- Your instructions:
Each record that follows is to be reproduced character for character, pictures excepted.
════════
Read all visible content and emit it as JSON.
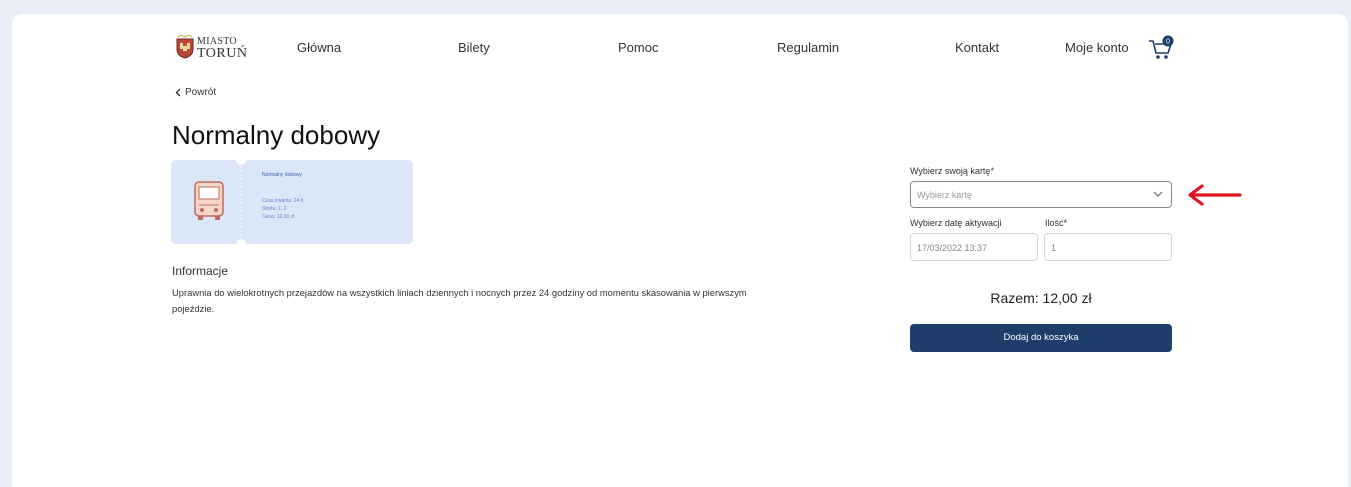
{
  "header": {
    "logo_top": "MIASTO",
    "logo_bottom": "TORUŃ",
    "nav": [
      "Główna",
      "Bilety",
      "Pomoc",
      "Regulamin",
      "Kontakt",
      "Moje konto"
    ],
    "cart_count": "0"
  },
  "back_label": "Powrót",
  "title": "Normalny dobowy",
  "ticket": {
    "name": "Normalny dobowy",
    "line1": "Czas trwania: 24 h",
    "line2": "Strefa: 1, 2",
    "line3": "Cena: 12,00 zł"
  },
  "info": {
    "heading": "Informacje",
    "text": "Uprawnia do wielokrotnych przejazdów na wszystkich liniach dziennych i nocnych przez 24 godziny od momentu skasowania w pierwszym pojeździe."
  },
  "form": {
    "card_label": "Wybierz swoją kartę*",
    "card_placeholder": "Wybierz kartę",
    "date_label": "Wybierz datę aktywacji",
    "date_value": "17/03/2022 13:37",
    "qty_label": "Ilość*",
    "qty_value": "1",
    "total": "Razem: 12,00 zł",
    "add_button": "Dodaj do koszyka"
  },
  "colors": {
    "page_bg": "#e8edf8",
    "primary": "#1e3d6b",
    "ticket_bg": "#dce6f9",
    "arrow": "#e0141e"
  }
}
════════
- Expected answer:
Read all visible content and emit it as JSON.
{
  "header": {
    "logo_top": "MIASTO",
    "logo_bottom": "TORUŃ",
    "nav": [
      "Główna",
      "Bilety",
      "Pomoc",
      "Regulamin",
      "Kontakt",
      "Moje konto"
    ],
    "cart_count": "0"
  },
  "back_label": "Powrót",
  "title": "Normalny dobowy",
  "ticket": {
    "name": "Normalny dobowy",
    "line1": "Czas trwania: 24 h",
    "line2": "Strefa: 1, 2",
    "line3": "Cena: 12,00 zł"
  },
  "info": {
    "heading": "Informacje",
    "text": "Uprawnia do wielokrotnych przejazdów na wszystkich liniach dziennych i nocnych przez 24 godziny od momentu skasowania w pierwszym pojeździe."
  },
  "form": {
    "card_label": "Wybierz swoją kartę*",
    "card_placeholder": "Wybierz kartę",
    "date_label": "Wybierz datę aktywacji",
    "date_value": "17/03/2022 13:37",
    "qty_label": "Ilość*",
    "qty_value": "1",
    "total": "Razem: 12,00 zł",
    "add_button": "Dodaj do koszyka"
  },
  "colors": {
    "page_bg": "#e8edf8",
    "primary": "#1e3d6b",
    "ticket_bg": "#dce6f9",
    "arrow": "#e0141e"
  }
}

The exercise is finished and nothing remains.